The legislative question remains: With two bills that make the same changes and offer the same penalties, which one will get voted on Tuesday?

Cumber’s bill, filed first, will receive the first shot at a vote since it is at the top of the agenda, she said.

“I am hoping that all of my colleagues jump on board because it really is a time to unite and not a time to be divisive,” Cumber said. “It would seem odd that my colleagues would vote down a bill that is so critical and important to the community, and is identical. So if that happens, it is pure politics.”

Asked whether the two bills could be consolidated, Freeman said 12 people have cointroduced or cosponsored his, and he hopes more will join it by Tuesday.

“Most importantly, let us not lose the fact of this: We have an issue that was impacting our city,” he said. “We have a process and a plan now to address it, and it’s going to be addressed. Who gets the credit? That shouldn’t matter.”
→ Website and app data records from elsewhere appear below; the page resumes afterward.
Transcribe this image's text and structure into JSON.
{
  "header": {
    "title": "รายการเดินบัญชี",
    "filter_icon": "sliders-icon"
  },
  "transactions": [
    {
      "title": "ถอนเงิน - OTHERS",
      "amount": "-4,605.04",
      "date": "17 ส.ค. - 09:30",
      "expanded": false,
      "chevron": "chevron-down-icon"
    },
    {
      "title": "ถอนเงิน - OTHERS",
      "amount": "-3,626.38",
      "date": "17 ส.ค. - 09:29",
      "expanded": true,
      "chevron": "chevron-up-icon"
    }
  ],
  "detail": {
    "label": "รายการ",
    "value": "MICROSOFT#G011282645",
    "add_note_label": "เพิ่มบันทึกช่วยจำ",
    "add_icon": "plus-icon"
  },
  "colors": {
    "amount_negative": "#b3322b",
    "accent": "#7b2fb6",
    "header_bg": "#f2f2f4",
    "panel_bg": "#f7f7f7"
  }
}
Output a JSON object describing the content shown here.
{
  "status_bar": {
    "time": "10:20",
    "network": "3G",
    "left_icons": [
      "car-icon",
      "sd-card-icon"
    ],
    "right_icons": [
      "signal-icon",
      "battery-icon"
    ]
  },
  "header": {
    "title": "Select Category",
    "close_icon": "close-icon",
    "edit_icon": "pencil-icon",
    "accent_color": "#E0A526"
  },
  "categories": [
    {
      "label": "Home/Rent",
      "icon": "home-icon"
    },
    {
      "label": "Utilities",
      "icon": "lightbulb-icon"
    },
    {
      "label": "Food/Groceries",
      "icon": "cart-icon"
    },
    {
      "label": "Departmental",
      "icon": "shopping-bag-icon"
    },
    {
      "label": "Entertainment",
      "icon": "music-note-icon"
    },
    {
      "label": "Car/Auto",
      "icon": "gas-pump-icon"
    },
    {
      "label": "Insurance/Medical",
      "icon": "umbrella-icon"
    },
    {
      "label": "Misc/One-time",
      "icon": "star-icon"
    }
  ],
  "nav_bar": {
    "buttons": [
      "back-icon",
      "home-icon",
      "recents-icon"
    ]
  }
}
And what about the debate over the Confederate monuments in Jacksonville, which has seen multiple speakers pressing lawmakers to act to tear them down at recent City Council meetings, as well as its own examples of pro-Confederate displays?

In recent weeks, a pro-Confederate banner, paid for by Save Southern Heritage Inc., was flown over TIAA Bank Field prior to Jaguars games. Then in early December, a similar banner with a Confederate flag and the phrase “Curry, Stop Your Hate!” flew over Downtown, also including the group’s web address.

The group, which apparently sponsored both banners, calls itself a voluntary association of people who “revere the South, Southern history and Southern heritage.”

Curry did remove a Confederate soldier statue from a pedestal in the middle of what was then called Hemming Park, later renamed James Weldon Johnson Park. And he has tweeted support for removal of a large Confederate statue in Springfield Park, but the City Council has not acted on multiple proposals to do so.

Cumber, who is running for mayor, said she would discuss that issue at a later date.

Freeman said this bill addresses only projections on private property and not the pro-monument activities. He reiterated his statement in late December that he intends to bring the long-running debate over Confederate monuments to a decision by the council this year. He said he will “lead on issues that are impacting our great city,” like the monuments.